About three years ago, Chaisson started looking for a new space, in a relaxed way, knowing that she wanted to grow the program.
Last year, it became clear that she would have push forward on the search when the church began planning renovations to its campus.
Finding property for a childcare business is complicated, she explained.
“We have the most precious cargo ever,” she said. “So the standards of the environment are very high.”
The includes a sprinkled building, parking, playground, daylight in every room, an alarm system hooked up to the fire department, and a septic and water system independent of municipal utilities.
She and McKechnie first looked for property to lease.
Rachel Chaisson, owner/director of A Joyful Noise Preschool & Childcare Center in Kennebunk, is getting ready to open in larger quarters by Jan. 1.
“Finding someone willing to lease to a child care center was s challenge,” she said. “Kids put a lot of wear and tear on a property.”
Switching gears, they began looking into buying or building a facility.
“I wanted to stay in Kennebunk,” she said. “There aren’t many options that fit all of the pieces on the checklist.

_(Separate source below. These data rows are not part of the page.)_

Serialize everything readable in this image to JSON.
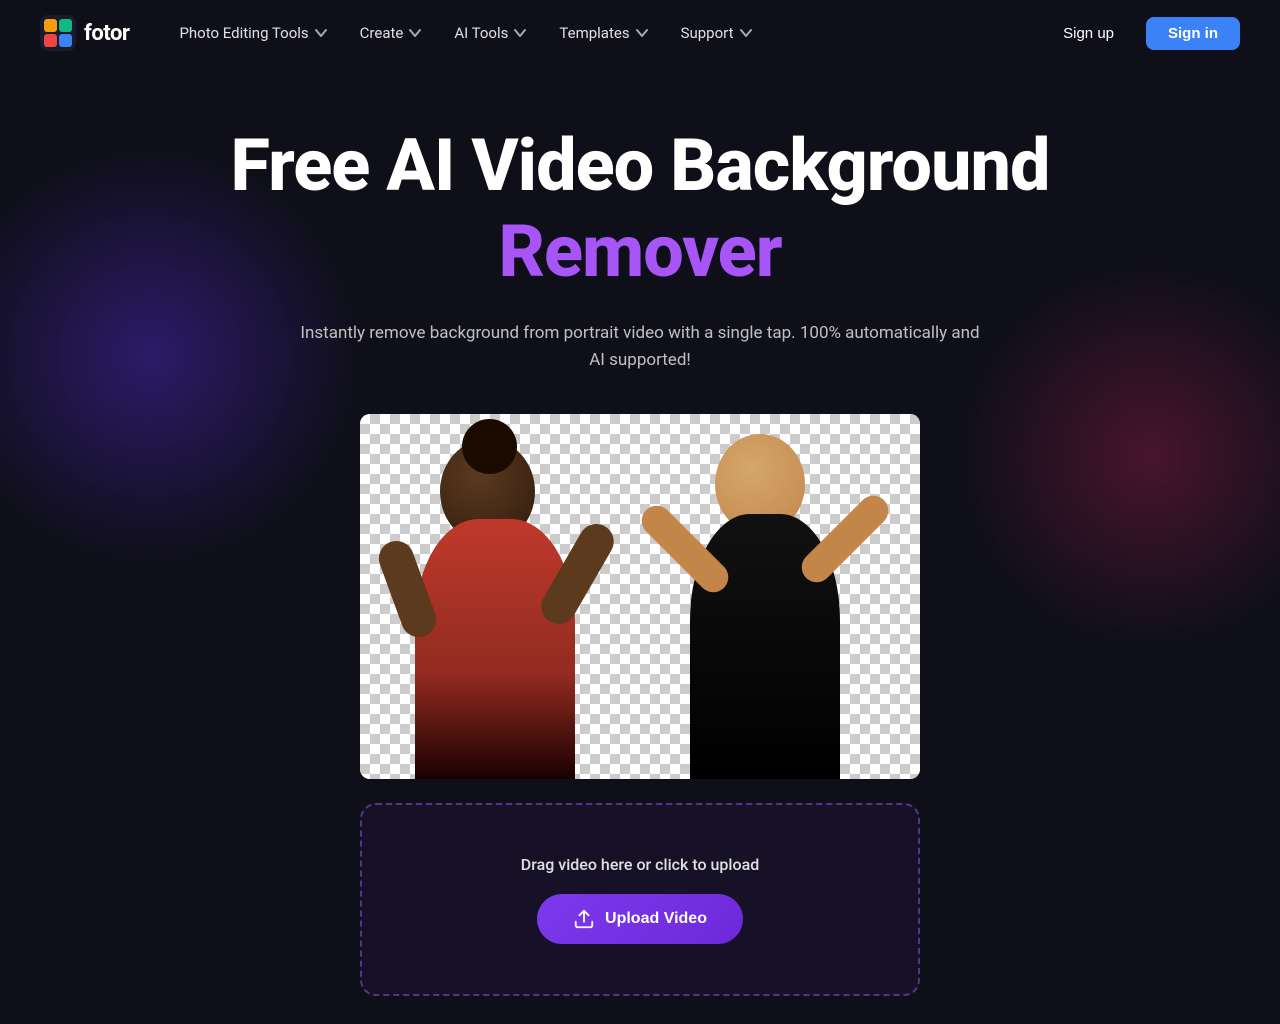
{
  "logo": {
    "text": "fotor"
  },
  "nav": {
    "items": [
      {
        "label": "Photo Editing Tools",
        "id": "photo-editing-tools"
      },
      {
        "label": "Create",
        "id": "create"
      },
      {
        "label": "AI Tools",
        "id": "ai-tools"
      },
      {
        "label": "Templates",
        "id": "templates"
      },
      {
        "label": "Support",
        "id": "support"
      }
    ],
    "signup_label": "Sign up",
    "signin_label": "Sign in"
  },
  "hero": {
    "title_line1": "Free AI Video Background",
    "title_line2": "Remover",
    "subtitle": "Instantly remove background from portrait video with a single tap. 100% automatically and AI supported!"
  },
  "upload": {
    "drag_text": "Drag video here or click to upload",
    "button_label": "Upload Video"
  }
}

When we did find something that fit most of the pieces, it was incredibly expensive. So it took a long time.”
The two viewed about 30 properties in Kennebunk and neighboring towns, and even negotiated with several different sellers.

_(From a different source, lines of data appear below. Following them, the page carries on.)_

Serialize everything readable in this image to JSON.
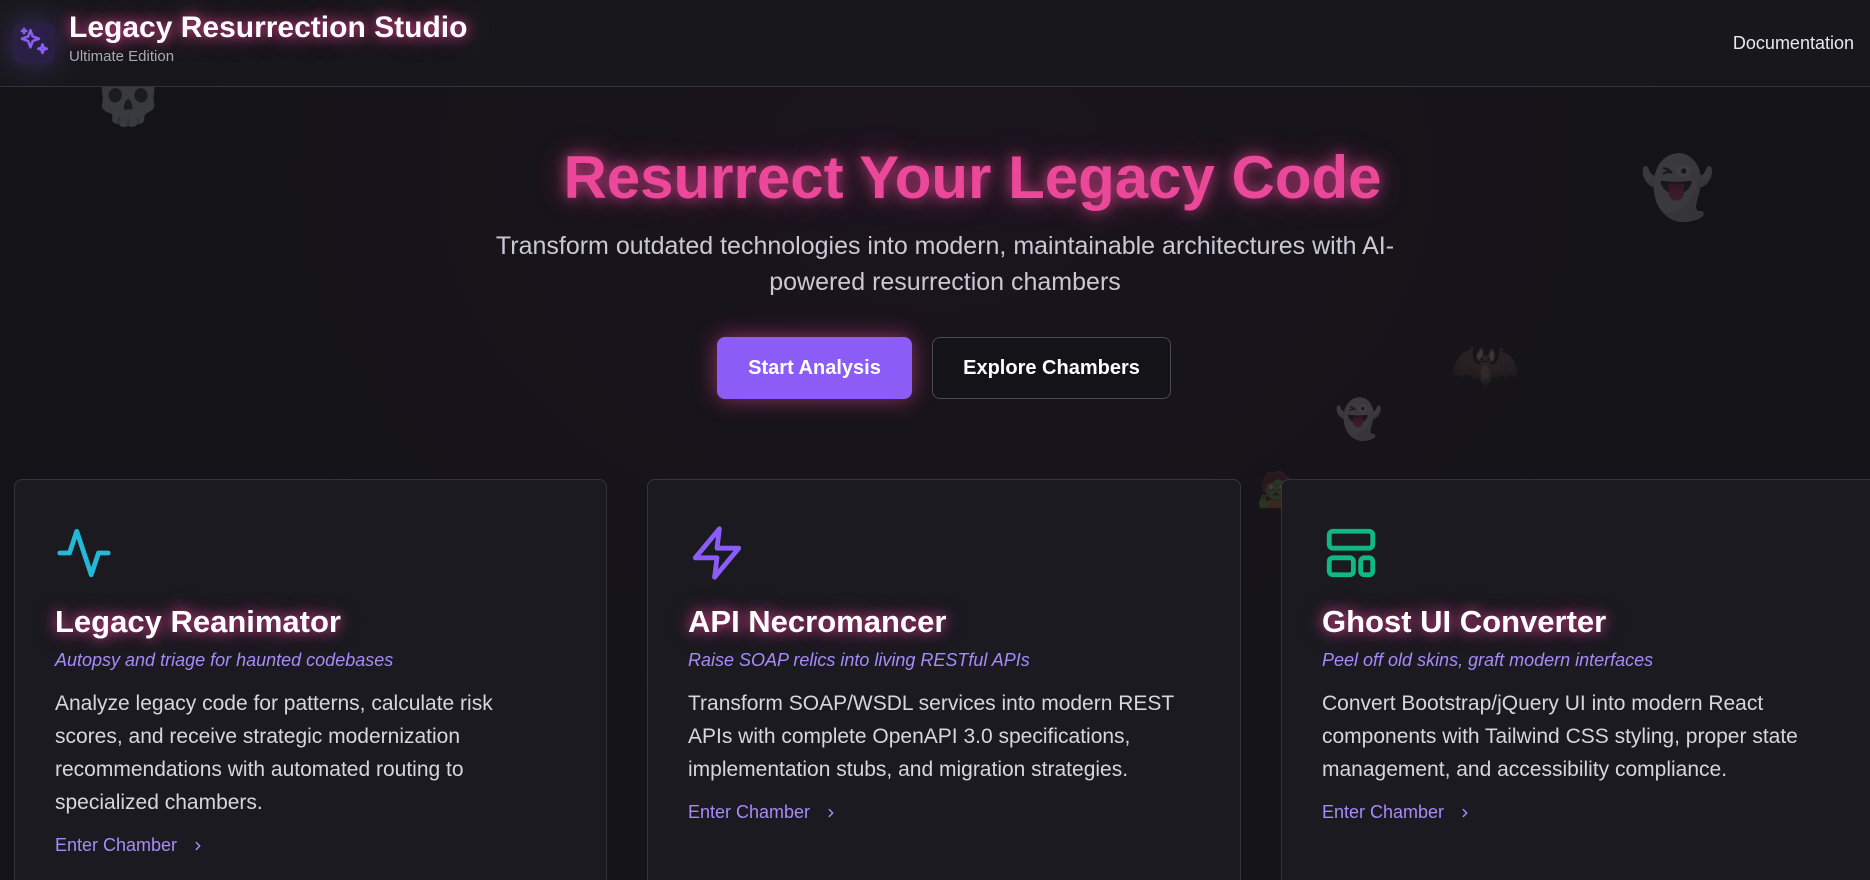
{
  "header": {
    "title": "Legacy Resurrection Studio",
    "subtitle": "Ultimate Edition",
    "nav_documentation": "Documentation"
  },
  "hero": {
    "title": "Resurrect Your Legacy Code",
    "subtitle": "Transform outdated technologies into modern, maintainable architectures with AI-powered resurrection chambers",
    "primary_button": "Start Analysis",
    "secondary_button": "Explore Chambers"
  },
  "cards": [
    {
      "icon": "activity-icon",
      "icon_color": "#22b8d6",
      "title": "Legacy Reanimator",
      "tagline": "Autopsy and triage for haunted codebases",
      "description": "Analyze legacy code for patterns, calculate risk scores, and receive strategic modernization recommendations with automated routing to specialized chambers.",
      "link": "Enter Chamber"
    },
    {
      "icon": "lightning-icon",
      "icon_color": "#8b5cf6",
      "title": "API Necromancer",
      "tagline": "Raise SOAP relics into living RESTful APIs",
      "description": "Transform SOAP/WSDL services into modern REST APIs with complete OpenAPI 3.0 specifications, implementation stubs, and migration strategies.",
      "link": "Enter Chamber"
    },
    {
      "icon": "layout-icon",
      "icon_color": "#10b981",
      "title": "Ghost UI Converter",
      "tagline": "Peel off old skins, graft modern interfaces",
      "description": "Convert Bootstrap/jQuery UI into modern React components with Tailwind CSS styling, proper state management, and accessibility compliance.",
      "link": "Enter Chamber"
    }
  ],
  "colors": {
    "accent_pink": "#ec4899",
    "accent_purple": "#8b5cf6",
    "link_purple": "#a78bfa",
    "background": "#141418"
  }
}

“We fell on our face several times,” she said. “But we learned with every single time.”
About two miles from the existing center, they viewed 34 York St.
Chaisson decided it could work.

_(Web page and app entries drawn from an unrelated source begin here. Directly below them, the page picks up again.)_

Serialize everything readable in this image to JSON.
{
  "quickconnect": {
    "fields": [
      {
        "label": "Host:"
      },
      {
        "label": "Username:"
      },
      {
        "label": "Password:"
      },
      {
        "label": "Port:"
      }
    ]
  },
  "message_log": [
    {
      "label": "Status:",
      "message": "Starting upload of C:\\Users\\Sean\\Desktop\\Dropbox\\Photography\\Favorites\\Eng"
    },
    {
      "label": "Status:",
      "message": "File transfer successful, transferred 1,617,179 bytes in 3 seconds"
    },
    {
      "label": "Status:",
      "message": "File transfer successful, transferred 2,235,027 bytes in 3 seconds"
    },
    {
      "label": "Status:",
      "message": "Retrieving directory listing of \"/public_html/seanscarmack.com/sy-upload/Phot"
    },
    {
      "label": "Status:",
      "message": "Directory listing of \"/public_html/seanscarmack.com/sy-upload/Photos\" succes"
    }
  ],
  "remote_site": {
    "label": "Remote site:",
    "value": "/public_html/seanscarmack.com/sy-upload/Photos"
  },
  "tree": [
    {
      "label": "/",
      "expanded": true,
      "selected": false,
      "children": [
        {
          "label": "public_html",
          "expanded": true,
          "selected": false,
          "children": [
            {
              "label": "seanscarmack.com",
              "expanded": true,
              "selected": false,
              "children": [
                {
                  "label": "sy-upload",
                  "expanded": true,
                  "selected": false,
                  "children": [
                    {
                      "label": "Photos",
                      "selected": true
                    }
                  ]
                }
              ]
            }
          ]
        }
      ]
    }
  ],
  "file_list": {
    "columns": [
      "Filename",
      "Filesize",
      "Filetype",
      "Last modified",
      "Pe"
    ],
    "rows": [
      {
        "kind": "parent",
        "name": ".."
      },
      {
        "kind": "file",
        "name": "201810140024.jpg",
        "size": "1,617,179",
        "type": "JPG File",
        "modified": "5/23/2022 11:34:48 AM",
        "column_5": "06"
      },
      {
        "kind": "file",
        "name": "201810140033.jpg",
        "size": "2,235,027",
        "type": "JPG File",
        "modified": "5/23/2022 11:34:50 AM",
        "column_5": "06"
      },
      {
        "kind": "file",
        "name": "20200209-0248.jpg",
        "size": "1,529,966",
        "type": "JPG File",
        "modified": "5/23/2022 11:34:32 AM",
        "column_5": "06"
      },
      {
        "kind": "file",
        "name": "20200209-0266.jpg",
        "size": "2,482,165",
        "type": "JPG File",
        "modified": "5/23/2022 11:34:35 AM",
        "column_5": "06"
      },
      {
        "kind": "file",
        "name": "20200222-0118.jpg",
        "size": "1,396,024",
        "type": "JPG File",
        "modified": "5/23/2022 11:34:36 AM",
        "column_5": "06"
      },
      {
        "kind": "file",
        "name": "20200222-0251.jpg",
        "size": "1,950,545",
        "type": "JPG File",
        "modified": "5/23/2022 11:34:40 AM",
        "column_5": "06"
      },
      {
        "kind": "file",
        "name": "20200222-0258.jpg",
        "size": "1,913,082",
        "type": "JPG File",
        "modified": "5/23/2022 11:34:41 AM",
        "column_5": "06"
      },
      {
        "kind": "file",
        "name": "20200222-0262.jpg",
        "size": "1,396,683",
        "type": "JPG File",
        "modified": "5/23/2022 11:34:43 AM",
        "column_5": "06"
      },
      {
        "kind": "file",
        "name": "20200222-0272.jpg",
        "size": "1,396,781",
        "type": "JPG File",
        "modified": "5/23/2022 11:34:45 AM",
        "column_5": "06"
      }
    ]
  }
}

But there were still a number of hurdles to clear, such as testing for environmental safety and bringing in agencies likes the Department of Health and Human Services and the state Fire Marshall to review the premises.
“It’s very hard to open a childcare center. And it should be,” she said. “We need to have strong policies and strong regulations. But it’s very difficult and very expensive.”
The 2,400-square-foot, two-story building is larger than the center’s former 1,500-square-foot space and will accommodate about 10 additional pre-kindergarten students in the age 3-5 range. All together, the new space will accommodate 49 children.
Renovations are underway on the building, which once housed a restaurant, among its uses.
“I need to get the commercial kitchen out, take out a couple of walls and open up the space,” she said.
Interior work also includes a new electrical system, appliances, tamper-proof outlets, flooring, paint and window dressing. Redevelopment of the backyard into a play area is in the works. Furnishings will mainly come from the existing space.
Interior renovations will be done by Leo Richardson from Richardson Services. Kyle Roberts from Billy Goat Landscaping is handling the playground and Jon Stevens from Black Bear Property Services is doing the privacy fence and exterior renovations.
Renovations are expected to be about $100,000. Chaisson aims to have the new space operational by Jan. 1.
She credits McKechnie for her persistence in helping her find the right spot. And she credits Wayne Morphew, Bob Fiore and Beth Taylor at People’s United Bank and Paul Collins with the U.S. Small Business Administration for their help in navigating the financing and regulatory process.
The expansion of A Joyful Noise reflects a growing need for day care, she said.
“Years ago, when I first started working at the preschool, most of our students were from families with a stay-at-home parent,” she said.
At the time, she said, A Joyful Noise was open just a few hours a day, a few days a week.
More often these days, she said, families are headed by two working parents or a single parent. Several years ago, Chaisson began expanding the program accordingly, to five days a week, 7:30 a.m. to 5:30 p.m., year-round and care for infants and toddlers.
“Within a few months, we went to a full house of children and a full wait list,” she described. “Childcare is a crisis not just in Kennebunk but, as far as I know, in the entire country.”